== Exercise goal ==
Output, word for word, the line that contains "What's the underlying" and all lines after it in the records below, omitting pictures.

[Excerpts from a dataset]
• • • • •
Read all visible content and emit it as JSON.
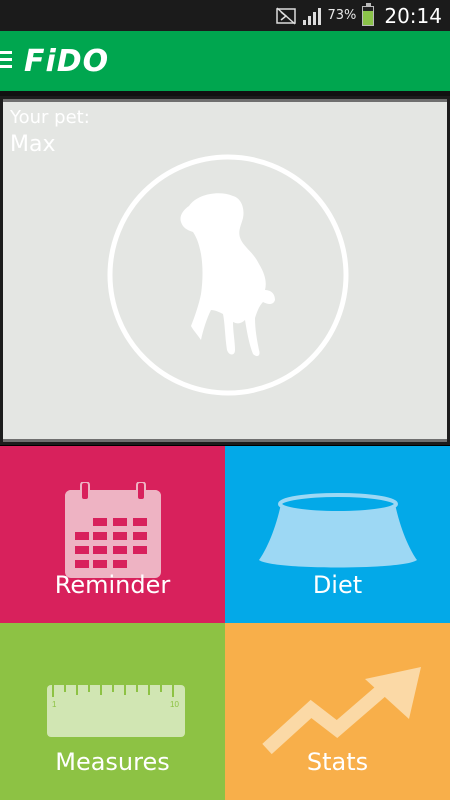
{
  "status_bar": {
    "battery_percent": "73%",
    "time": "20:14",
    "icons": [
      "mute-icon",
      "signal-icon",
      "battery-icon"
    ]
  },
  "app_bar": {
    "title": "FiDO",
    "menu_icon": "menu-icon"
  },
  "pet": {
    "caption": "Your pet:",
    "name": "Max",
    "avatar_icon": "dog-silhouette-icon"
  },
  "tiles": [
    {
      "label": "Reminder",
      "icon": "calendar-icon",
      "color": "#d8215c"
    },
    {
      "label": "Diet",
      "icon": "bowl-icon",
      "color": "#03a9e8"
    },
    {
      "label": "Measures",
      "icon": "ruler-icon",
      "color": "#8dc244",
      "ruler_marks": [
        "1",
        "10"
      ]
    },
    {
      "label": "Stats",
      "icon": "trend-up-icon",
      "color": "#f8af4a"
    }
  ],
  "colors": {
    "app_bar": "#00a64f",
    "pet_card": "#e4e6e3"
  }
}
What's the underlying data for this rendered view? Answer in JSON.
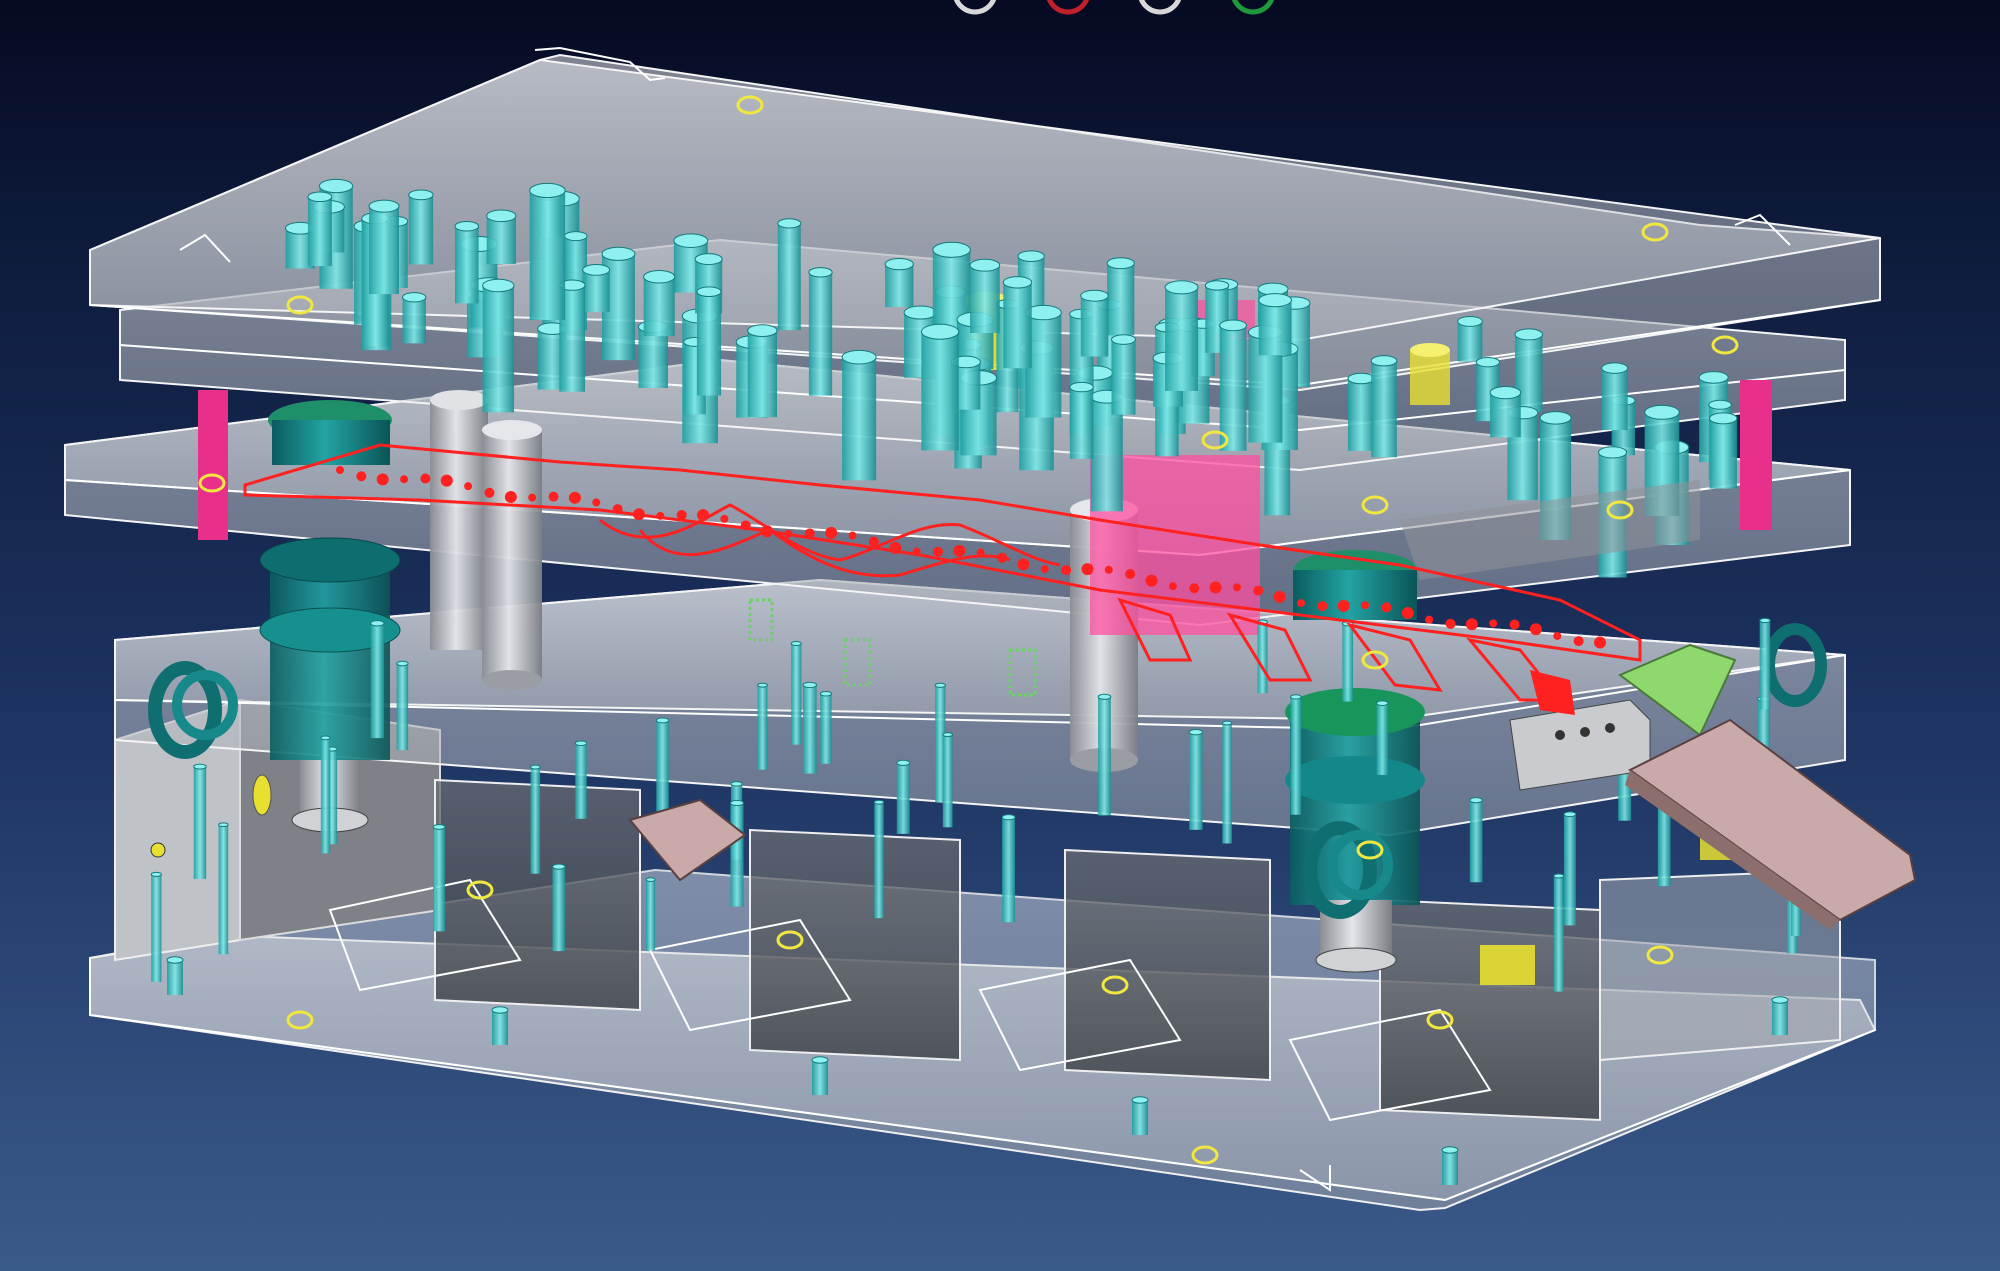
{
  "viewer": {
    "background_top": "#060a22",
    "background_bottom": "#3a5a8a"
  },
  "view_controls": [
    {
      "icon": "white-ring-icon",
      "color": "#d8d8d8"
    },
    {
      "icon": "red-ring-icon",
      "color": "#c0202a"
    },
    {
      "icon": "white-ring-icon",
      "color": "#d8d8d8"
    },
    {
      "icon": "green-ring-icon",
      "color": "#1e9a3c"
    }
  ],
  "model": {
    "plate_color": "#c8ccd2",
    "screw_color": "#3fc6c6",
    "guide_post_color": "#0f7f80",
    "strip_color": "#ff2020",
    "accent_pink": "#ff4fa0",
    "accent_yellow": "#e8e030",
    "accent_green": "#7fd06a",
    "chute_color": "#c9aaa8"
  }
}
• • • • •
== Result ==
What's the underlying data for this rendered view? Answer in JSON.
{
  "viewer": {
    "background_top": "#060a22",
    "background_bottom": "#3a5a8a"
  },
  "view_controls": [
    {
      "icon": "white-ring-icon",
      "color": "#d8d8d8"
    },
    {
      "icon": "red-ring-icon",
      "color": "#c0202a"
    },
    {
      "icon": "white-ring-icon",
      "color": "#d8d8d8"
    },
    {
      "icon": "green-ring-icon",
      "color": "#1e9a3c"
    }
  ],
  "model": {
    "plate_color": "#c8ccd2",
    "screw_color": "#3fc6c6",
    "guide_post_color": "#0f7f80",
    "strip_color": "#ff2020",
    "accent_pink": "#ff4fa0",
    "accent_yellow": "#e8e030",
    "accent_green": "#7fd06a",
    "chute_color": "#c9aaa8"
  }
}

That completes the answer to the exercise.